## Activity
Select all lines in the records that include "JSON".

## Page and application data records
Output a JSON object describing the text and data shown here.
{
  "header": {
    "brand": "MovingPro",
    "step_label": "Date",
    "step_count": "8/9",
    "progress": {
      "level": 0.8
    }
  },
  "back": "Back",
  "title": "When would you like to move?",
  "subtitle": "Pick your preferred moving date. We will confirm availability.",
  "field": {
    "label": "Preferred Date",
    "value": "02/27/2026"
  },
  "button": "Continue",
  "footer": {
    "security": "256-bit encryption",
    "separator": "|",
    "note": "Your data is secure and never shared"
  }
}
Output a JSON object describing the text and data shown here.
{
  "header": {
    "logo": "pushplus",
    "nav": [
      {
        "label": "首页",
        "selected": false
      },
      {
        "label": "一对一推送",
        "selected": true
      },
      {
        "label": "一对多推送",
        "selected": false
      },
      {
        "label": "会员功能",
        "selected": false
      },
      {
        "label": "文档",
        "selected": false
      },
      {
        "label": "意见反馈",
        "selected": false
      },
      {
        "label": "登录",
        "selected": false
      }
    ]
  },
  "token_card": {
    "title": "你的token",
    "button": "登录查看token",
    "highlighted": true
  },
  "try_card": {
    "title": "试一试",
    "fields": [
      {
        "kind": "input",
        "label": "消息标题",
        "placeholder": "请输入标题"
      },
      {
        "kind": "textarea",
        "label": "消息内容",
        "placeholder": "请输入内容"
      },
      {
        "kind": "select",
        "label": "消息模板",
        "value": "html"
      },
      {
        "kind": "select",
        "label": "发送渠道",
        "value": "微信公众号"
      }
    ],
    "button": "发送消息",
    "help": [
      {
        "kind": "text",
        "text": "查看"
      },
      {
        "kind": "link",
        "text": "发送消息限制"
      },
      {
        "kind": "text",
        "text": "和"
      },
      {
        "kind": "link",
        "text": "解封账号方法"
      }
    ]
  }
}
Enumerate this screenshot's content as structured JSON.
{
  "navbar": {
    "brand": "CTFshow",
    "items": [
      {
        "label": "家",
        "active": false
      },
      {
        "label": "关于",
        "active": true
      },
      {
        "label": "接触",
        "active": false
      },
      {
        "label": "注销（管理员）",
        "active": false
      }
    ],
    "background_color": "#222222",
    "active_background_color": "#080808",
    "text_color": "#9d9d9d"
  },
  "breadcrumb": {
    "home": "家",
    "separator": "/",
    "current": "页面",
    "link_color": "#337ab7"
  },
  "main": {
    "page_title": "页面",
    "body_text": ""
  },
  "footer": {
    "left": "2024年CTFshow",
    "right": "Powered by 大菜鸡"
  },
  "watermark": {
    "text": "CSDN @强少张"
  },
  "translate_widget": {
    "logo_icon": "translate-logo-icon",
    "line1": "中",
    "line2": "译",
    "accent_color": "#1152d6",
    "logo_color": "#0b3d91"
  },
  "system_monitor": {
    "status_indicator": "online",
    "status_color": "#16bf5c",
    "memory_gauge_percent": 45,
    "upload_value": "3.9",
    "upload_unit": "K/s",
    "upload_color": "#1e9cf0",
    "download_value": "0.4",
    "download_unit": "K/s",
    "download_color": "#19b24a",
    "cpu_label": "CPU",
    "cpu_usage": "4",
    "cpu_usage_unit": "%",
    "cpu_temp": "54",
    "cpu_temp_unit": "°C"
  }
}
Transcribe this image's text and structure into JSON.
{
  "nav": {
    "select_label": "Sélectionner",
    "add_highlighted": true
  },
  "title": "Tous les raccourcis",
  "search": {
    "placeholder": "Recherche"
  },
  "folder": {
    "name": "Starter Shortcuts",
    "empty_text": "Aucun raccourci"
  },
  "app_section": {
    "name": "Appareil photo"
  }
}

## Completed exercise
Output a JSON object describing the text and data shown here.
Output a JSON object describing the text and data shown here.
Enumerate this screenshot's content as structured JSON.
Transcribe this image's text and structure into JSON.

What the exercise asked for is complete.